As part of its initial arguments in the lawsuit against Epic Games, Apple he claims that its policies protect the privacy, security and quality of the App Store. Furthermore, he adds that Epic only sued because he no longer wanted to pay the commissions.
The Epic Games trial against Apple began yesterday with opening discussions from both sides. The case stems from a lawsuit that Epic Games filed against Apple after inducing the company to remove “Fortnite” from the App Store due to the inclusion of a direct payment system that is not allowed.
In her opening remarks for Apple, attorney Karen Dunn responded to Epic Games’ arguments:
Epic, a $ 28 billion company, has decided it no longer wants to pay for Apple’s innovations. So Epic demands that this court force Apple to let untested and untrusted apps and app stores into its App Store.

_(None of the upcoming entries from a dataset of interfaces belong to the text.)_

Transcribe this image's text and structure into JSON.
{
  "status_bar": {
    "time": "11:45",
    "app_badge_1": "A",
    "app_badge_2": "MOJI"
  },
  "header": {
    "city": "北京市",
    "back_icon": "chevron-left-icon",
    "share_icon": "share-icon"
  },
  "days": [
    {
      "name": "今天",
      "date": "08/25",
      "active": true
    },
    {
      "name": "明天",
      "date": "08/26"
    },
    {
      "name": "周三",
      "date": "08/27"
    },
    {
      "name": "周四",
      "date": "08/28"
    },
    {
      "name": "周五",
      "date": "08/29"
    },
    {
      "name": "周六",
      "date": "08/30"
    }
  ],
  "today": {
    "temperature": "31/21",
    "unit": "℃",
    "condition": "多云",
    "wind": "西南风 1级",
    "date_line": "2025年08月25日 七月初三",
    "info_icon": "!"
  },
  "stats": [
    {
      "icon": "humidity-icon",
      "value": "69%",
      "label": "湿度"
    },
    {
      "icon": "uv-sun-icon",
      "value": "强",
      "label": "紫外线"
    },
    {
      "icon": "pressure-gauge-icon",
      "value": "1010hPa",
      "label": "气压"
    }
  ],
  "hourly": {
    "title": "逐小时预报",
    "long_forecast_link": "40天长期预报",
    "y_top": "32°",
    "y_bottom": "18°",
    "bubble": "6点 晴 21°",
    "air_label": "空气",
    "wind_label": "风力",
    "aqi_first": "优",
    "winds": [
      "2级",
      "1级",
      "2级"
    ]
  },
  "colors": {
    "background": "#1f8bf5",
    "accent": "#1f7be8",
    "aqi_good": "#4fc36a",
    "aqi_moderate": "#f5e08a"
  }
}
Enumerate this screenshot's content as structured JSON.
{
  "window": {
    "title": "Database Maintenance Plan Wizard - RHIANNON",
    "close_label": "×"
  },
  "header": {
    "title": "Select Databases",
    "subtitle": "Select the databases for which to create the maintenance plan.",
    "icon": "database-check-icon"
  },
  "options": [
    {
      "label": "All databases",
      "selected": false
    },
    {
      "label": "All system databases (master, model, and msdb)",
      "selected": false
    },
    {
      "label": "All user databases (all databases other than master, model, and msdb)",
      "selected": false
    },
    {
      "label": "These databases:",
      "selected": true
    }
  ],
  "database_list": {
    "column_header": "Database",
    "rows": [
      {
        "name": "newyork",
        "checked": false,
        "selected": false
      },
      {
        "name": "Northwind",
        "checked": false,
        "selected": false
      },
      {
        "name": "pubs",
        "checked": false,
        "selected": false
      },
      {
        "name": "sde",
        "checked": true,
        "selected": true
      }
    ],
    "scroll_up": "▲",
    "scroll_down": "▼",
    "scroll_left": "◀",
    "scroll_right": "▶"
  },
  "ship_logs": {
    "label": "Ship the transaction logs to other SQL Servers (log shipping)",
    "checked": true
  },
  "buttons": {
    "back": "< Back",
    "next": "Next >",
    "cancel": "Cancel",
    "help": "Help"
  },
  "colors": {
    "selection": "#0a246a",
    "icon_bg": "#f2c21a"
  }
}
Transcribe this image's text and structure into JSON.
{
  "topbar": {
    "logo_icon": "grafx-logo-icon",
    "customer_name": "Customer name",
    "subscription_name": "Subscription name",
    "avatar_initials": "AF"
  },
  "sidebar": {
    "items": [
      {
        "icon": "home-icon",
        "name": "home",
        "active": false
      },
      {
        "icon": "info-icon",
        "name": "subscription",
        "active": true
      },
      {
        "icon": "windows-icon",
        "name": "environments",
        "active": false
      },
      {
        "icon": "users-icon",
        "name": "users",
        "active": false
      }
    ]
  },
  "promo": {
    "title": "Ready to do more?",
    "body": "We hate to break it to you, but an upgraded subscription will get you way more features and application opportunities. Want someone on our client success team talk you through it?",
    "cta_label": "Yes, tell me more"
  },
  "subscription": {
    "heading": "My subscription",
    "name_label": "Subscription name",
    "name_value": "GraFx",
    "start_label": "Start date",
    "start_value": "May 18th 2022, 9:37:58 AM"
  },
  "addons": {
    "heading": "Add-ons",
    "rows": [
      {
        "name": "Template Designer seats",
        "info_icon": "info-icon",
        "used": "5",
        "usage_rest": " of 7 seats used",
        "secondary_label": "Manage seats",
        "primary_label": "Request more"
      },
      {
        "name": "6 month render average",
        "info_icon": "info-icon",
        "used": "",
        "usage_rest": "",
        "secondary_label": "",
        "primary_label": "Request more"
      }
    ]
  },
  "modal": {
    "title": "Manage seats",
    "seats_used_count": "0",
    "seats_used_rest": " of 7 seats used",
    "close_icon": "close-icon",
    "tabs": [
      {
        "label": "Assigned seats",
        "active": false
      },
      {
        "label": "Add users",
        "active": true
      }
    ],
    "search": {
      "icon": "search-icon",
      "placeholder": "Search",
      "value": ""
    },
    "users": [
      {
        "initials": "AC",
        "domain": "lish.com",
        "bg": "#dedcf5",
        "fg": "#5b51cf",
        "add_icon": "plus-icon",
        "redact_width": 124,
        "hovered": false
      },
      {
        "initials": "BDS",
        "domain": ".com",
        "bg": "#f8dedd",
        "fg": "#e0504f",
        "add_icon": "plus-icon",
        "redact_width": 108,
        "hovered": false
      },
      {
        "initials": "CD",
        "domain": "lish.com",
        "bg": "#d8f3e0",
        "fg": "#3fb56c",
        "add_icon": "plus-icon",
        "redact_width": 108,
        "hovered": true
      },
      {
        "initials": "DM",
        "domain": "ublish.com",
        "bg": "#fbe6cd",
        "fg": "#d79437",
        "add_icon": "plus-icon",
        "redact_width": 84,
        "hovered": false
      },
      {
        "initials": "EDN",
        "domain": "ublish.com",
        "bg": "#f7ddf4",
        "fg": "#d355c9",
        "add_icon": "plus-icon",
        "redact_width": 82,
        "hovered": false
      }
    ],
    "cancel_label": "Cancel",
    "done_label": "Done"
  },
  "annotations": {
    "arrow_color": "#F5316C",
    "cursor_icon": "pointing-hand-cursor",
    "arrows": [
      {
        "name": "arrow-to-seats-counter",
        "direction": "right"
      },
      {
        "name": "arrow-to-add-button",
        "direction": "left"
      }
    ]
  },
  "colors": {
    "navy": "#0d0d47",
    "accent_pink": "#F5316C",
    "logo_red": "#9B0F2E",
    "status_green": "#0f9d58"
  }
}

Apple focuses on privacy, security and quality
Apple’s attorney later claimed that the privacy and security of the App Store they significantly outperform their competitors. At the same time, the App Store has created opportunities for developers by keeping quality and reliable apps for consumers. Epic Games, on the other hand, has simply decided that it no longer wants to pay commissions to Apple, integrating its own in-app payment system, violating the guidelines. Failing to achieve his goal, he decided to file a lawsuit against Apple.
Apple charges a 30% commission on app and in-app purchases (15% for companies now billing less than $ 1 million a year), which attorney Dunn says is an industry standard. Most of the apps on the App Store are free, so many developers pay nothing to Apple. In fact, developers can monetize through other tools, such as in-app advertising. Additionally, Apple’s actual fees have decreased on the App Store. In 2019, the actual fees for gaming apps were 8.1%, while for all other apps it was 4.7%.
Apple vs. Epic Games: iOS won’t become like Android
Apple claims that Epic Games’ market definition is somewhat narrow and wrong. 95% of iOS users regularly use another device other than an iPhone, such as a Mac or game console. Not surprisingly, the majority of “Fortnite” players are also found on other platforms, with iOS only ranking third or fourth in most studios. This is an unmistakable sign of a competitive market.
Epic Games described the App Store as a “walled garden” and featured emails from current and former Apple executives such as Steve Jobs, Phil Schiller, Craig Federighi, Eddy Cue and Scott Forstall in an effort to prove this claim. The software house therefore wants Apple to be forced to open to third-party app stores on iOS and allow developers to offer direct payment systems.
By allowing the use of alternative app stores, however, Epic Games is simply asking Apple to turn iOS into Android, removing its competitive advantage. This is something that neither Apple nor its customers want.
Profit Margins: Calculations do not include software costs
Finally, Apple took on the thorny issue of profit margin. According to Epic Games, Apple’s fees are unnecessary because its margins on the App Store are huge. Apple responds by stating that margin calculations only look at part of the iOS ecosystem. For example, they do not include the software costs Apple has to incur to run the App Store, including API development and other developer tools.
Additionally, Apple notes that its business model is shared by many other companies, including some that have previously allied with the Coalition for App Fairness, including Sony, Microsoft and Nintendo.